If that sounds like an out-take from a Hollywood spoof, think again. North Korea may lack the firepower to annihilate everything it threatens. But when the U.S. allows such threats to roll out, with no penalty, it can only embolden Pyongyang in its calculations of what it might actually get away with. And in the real world, North Korea’s regime has a long and bloody record of doing real damage. At home, it brutalizes, brainwashes, starves and stunts its own people, in ways so systematic and depraved that even the United Nations has finally begun to take notice (though the Security Council, after much talk on Monday about North Korea’s human rights abuses, got no further in the face of Russian and Chinese obstruction than deciding at some point to revisit the topic).
Abroad, North Korea has been responsible for terrorist attacks, abductions, assassinations, and direct assaults such as the torpedoing in 2010 of the Cheonan. On Obama’s watch, Pyongyang has continued working on ways to inflict far worse destruction, carrying out long-range missile tests, two nuclear tests, and threatening this past March and again in November to carry out a fourth nuclear test.
When the U.S. president constrains himself in the Sony case to deliver a “proportionate” response, he is effectively letting North Korea set the terms of an attack — playing ping-pong with Pyongyang. That’s a bad idea. The aim should not be to respond in proportion, but to respond in a manner so costly and ruinous to Pyongyang’s regime that its young tyrant Kim Jong Un will not dare launch another attack on America, or its allies. If that brings down the Kim regime, so much the better.
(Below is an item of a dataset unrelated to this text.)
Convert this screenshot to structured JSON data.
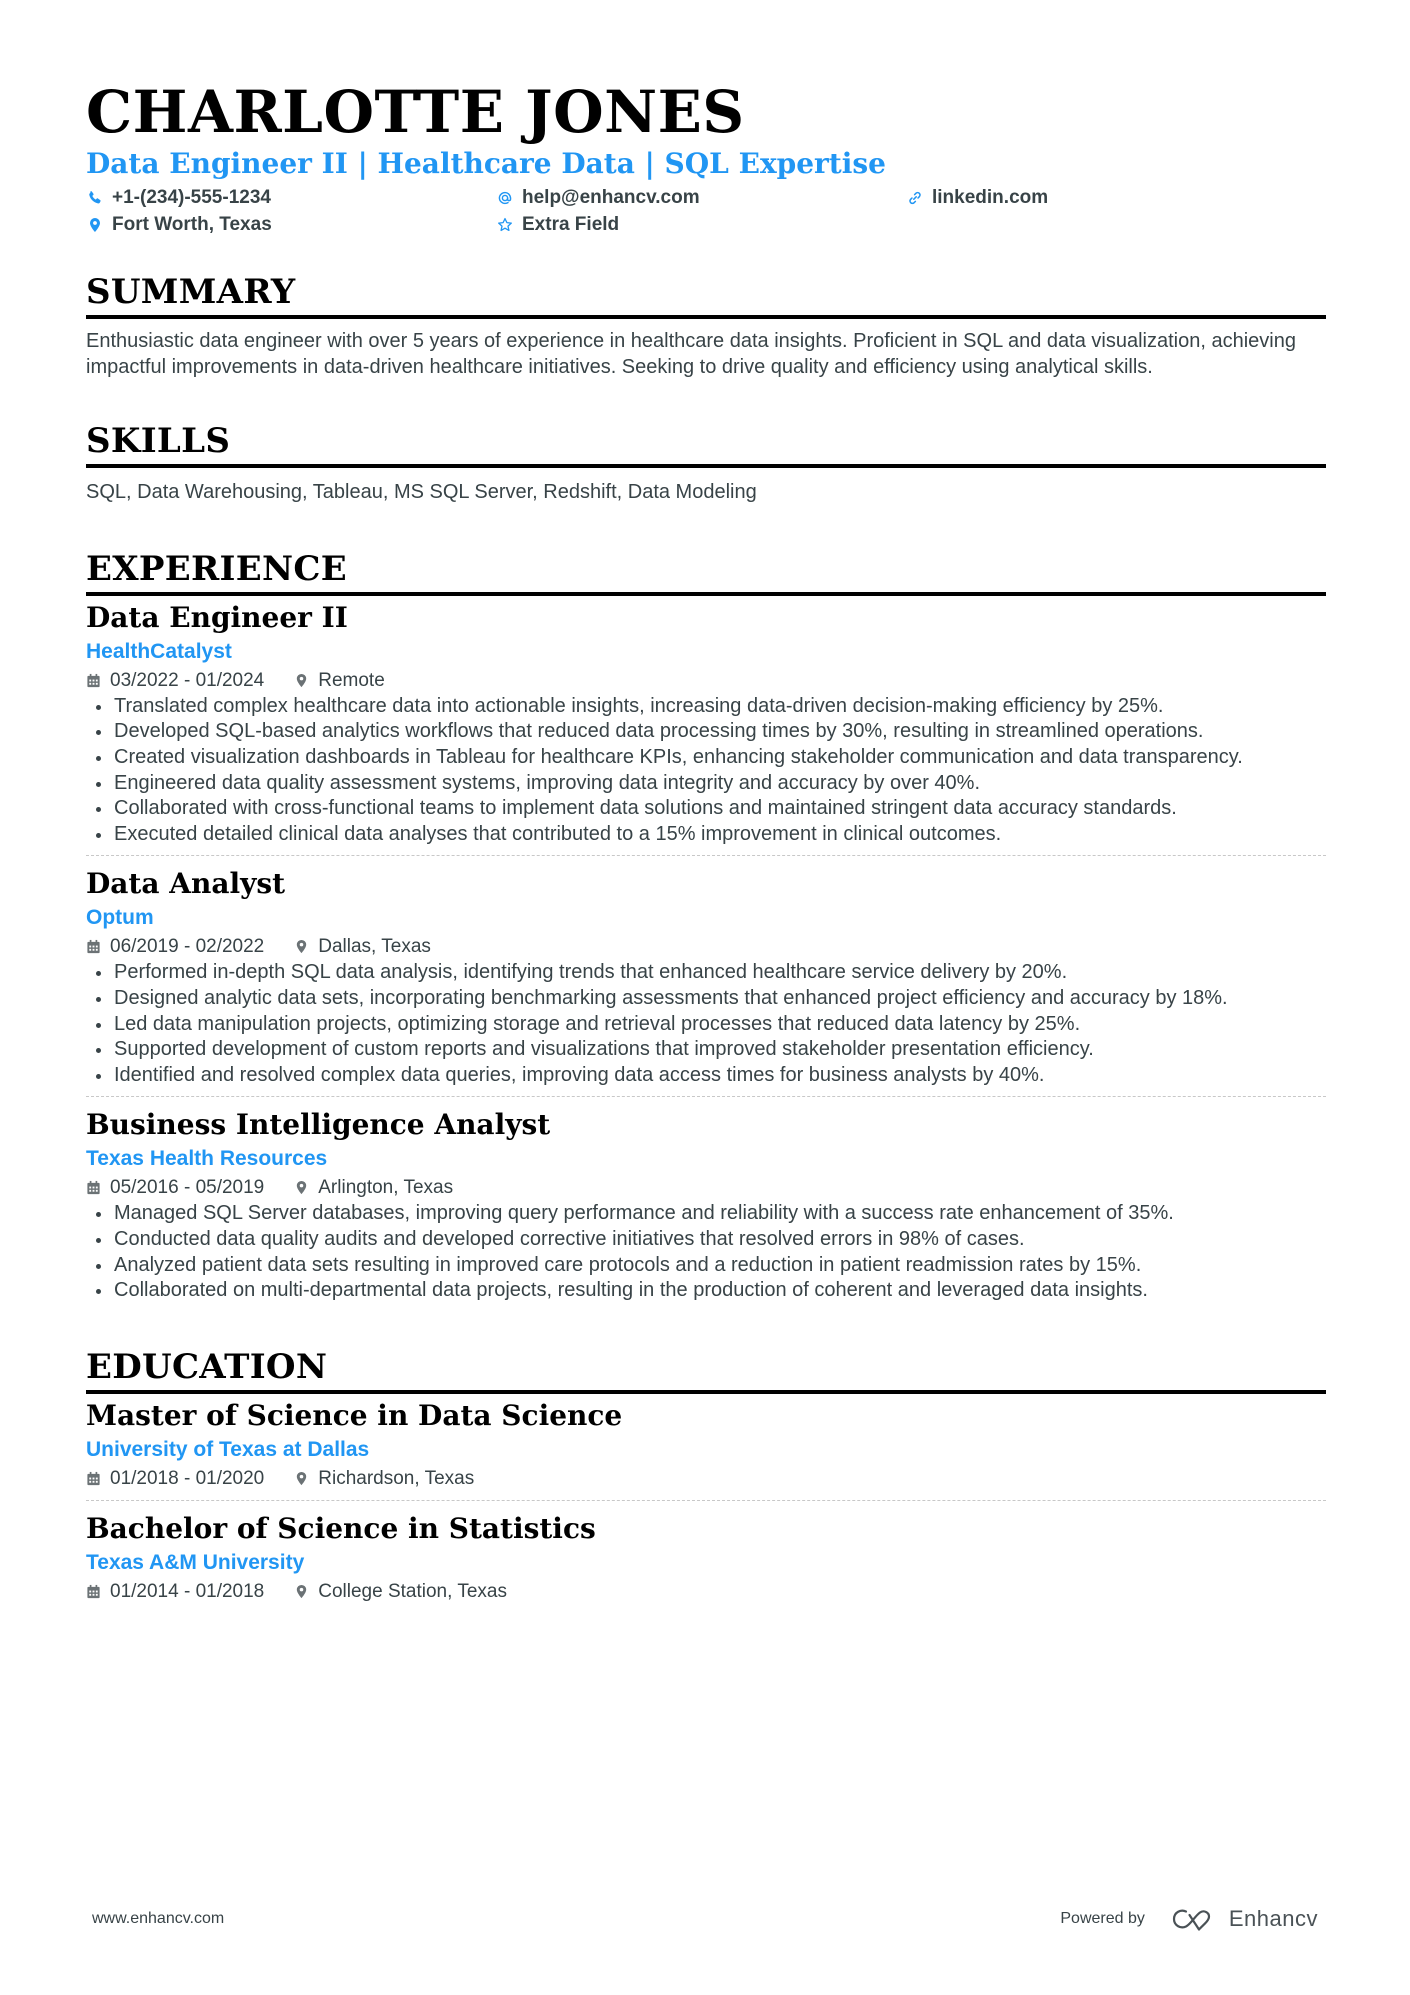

Assuming America’s political leaders are as well prepared for that eventuality as America’s well-drilled military forces, that might finally open the way for freedom to prevail, in theaters even more significant than those of Hollywood.
This Monday, and again on Tuesday, North Korea lost its connection to the global internet. As of this writing, it is not clear who unplugged Pyongyang. Speculation abounds that the U.S. was behind the internet blackouts. If so, that’s a good start, but not nearly enough. There have been plenty of other suggestions about what America might do. Among them: air-dropping DVDs of “The Interview” into North Korea; putting North Korea back on the list of terror-sponsoring states; imposing more sanctions; going much more energetically after North Korea’s international rackets and foreign bank accounts; and finding ways to ensure that strange things go wrong with North Korea’s toolkit for destruction — even beyond, say, outages of its scant connections to the internet. This would also be a salutary moment for the U.S. to kick North Korea’s U.N. diplomats out of New York. Surely the Obama administration, with its massive surveillance abilities and resources for global reach, could — if willing — come up with even more creative and effective ideas?
Whatever the tactics, or the mix of tactics, the strategic aim should not be to respond in proportion to an act that the vacationing commander-in-chief has downplayed as vandalism. Pyongyang has threatened that its next attack will spill over well beyond the movies. It would be wise for the U.S. administration to take this seriously, and find ways to impose costs so punitive that North Korea does not dare to take this any further.
Ms. Rosett is journalist-in-residence with the Foundation for Defense of Democracies, and heads its Investigative Reporting Project.